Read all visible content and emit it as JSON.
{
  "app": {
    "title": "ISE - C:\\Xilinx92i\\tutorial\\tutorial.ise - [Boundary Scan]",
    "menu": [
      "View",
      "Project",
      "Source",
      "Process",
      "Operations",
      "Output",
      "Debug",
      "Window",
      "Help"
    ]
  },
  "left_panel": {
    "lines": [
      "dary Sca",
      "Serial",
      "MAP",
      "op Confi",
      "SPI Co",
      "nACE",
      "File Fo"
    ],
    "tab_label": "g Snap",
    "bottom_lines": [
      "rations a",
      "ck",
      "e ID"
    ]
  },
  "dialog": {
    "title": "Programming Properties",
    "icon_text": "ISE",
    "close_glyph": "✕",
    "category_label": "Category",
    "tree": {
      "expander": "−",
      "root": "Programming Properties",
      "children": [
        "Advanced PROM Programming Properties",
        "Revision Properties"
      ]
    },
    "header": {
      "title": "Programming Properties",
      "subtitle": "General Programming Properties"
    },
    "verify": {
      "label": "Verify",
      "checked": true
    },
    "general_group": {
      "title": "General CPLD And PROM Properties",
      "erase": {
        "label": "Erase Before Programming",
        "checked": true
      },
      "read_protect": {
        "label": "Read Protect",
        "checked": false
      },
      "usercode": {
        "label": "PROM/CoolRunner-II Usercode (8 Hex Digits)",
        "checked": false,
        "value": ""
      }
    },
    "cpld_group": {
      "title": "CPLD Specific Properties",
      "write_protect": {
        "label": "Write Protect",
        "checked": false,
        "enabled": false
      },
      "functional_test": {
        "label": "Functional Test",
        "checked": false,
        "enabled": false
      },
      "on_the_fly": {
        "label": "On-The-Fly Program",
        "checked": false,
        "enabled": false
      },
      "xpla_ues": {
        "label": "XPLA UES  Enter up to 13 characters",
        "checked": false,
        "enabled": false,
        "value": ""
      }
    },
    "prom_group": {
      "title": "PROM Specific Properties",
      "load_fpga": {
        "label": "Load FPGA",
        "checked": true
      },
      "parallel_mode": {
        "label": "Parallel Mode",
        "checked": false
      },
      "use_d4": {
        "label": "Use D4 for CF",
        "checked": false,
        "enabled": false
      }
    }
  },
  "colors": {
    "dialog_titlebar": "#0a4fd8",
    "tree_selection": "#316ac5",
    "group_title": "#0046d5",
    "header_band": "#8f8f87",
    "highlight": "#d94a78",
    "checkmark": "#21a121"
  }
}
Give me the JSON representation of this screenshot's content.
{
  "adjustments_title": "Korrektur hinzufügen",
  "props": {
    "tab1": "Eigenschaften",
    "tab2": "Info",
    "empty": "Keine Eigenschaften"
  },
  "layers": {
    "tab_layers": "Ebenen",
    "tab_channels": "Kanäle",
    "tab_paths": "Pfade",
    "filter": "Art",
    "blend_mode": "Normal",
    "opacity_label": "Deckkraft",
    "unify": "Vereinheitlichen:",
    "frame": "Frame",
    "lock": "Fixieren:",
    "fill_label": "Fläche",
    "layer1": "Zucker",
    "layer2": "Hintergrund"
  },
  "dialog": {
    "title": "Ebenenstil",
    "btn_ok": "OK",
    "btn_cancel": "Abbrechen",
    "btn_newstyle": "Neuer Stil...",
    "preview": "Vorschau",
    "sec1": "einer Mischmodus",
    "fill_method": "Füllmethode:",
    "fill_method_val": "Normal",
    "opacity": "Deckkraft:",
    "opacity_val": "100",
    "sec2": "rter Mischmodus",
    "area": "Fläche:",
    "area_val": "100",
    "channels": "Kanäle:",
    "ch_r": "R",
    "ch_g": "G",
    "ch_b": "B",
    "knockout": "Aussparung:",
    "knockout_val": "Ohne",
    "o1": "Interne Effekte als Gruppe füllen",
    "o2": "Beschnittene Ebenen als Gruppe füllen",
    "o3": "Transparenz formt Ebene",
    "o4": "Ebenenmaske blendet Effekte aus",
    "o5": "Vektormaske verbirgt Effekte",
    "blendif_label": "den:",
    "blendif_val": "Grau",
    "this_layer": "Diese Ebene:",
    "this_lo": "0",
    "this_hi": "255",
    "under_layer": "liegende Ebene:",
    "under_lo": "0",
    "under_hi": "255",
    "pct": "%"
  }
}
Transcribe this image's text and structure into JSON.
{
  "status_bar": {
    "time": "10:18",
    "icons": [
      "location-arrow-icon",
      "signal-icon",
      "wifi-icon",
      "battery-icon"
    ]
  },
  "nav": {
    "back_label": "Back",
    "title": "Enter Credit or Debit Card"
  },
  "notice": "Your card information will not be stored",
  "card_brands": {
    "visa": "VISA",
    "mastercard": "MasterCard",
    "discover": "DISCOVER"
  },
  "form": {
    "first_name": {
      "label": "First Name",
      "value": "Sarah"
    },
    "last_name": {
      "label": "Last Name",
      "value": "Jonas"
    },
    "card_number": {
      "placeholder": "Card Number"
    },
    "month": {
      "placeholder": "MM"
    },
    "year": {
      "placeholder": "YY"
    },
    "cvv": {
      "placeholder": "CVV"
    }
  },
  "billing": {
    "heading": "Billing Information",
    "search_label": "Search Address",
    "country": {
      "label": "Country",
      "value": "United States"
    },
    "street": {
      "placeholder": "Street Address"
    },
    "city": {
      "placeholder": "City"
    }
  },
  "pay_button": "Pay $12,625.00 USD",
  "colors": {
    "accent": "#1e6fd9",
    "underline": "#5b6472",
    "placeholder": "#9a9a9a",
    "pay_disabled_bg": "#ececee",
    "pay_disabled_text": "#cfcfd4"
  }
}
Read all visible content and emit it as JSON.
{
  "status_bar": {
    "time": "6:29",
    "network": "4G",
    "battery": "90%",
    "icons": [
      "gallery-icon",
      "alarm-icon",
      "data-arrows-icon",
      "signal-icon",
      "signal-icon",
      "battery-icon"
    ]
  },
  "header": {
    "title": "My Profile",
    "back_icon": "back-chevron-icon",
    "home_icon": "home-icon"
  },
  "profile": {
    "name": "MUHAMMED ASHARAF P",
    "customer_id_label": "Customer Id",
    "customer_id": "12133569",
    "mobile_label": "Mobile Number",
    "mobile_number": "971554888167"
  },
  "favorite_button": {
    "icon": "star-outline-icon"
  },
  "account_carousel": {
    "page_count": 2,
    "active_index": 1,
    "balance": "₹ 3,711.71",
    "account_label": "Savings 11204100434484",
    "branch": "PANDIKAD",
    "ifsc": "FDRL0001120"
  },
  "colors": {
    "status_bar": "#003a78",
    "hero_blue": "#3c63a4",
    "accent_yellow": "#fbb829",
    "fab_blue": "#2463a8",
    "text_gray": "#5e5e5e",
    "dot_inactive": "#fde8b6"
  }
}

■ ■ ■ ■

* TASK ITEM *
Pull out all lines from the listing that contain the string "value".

* ANSWER FOR THIS EXERCISE *
        "value": ""
        "value": ""
      "value": "Sarah"
      "value": "Jonas"
      "value": "United States"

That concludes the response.